Clearly, Döblin wants us to reflect upon the connection between humans and animals. 30 Just as clearly, the slaughterhouse sequence seems to evade that rubric, as comparison shrinks away and the sheer horror of the treatment of the animals becomes its own study. The spectacle, moreover, has an uncomfortable resilience throughout the novel, felt, for instance, in the presence of cattle dealers, in descriptions of meat eating, in continual tabulations of slaughterhouse inventory, and even in direct revisions of the novel’s own statements of animal-human continuity, so that human loss is presented, finally, as more significant than the suffering of an animal.
Destruction, clearly, is at the core of the process. 65 Nevertheless, as the early twentieth century had begun to see, the first strike against the land often sets in motion an exploitative and expropriative process underpinned by violence and inequality. Most grotesquely, what can be at stake in all 32 AT THE VIOLET HOUR of this is the elimination of people, even populations. 66 In British works, where the configurations differ markedly, in part because national origins are not at issue in the same way, the pattern nevertheless has significant life, often (though not exclusively) in the colonial context.

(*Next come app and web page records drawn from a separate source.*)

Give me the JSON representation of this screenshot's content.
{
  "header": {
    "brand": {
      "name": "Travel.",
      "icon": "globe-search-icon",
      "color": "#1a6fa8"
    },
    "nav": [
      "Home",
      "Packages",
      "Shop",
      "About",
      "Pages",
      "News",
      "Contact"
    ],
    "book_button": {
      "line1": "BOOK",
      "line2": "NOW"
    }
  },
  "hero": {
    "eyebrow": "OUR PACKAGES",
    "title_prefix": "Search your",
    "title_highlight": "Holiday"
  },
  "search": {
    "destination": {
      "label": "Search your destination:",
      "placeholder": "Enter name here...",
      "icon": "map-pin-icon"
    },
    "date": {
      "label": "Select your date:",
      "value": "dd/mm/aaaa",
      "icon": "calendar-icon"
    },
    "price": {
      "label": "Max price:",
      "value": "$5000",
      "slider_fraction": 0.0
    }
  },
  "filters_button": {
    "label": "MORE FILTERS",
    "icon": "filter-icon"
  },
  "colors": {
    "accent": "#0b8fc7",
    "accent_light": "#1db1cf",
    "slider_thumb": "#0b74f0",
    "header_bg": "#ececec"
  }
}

Each, in contact with force, is subjected to its inexorable action, which is to render those it touches either mute or deaf,” she writes, and further: “Such is the character of force. Its power to transform human beings into things is twofold and operates on two fronts; in equal but different ways, it petrifies the souls of those who undergo it and those who ply it” (Weil, 61). Weil’s account of how perpetrator and victim are swept up together into a single phenomenon is deeply problematic as an ethical idea.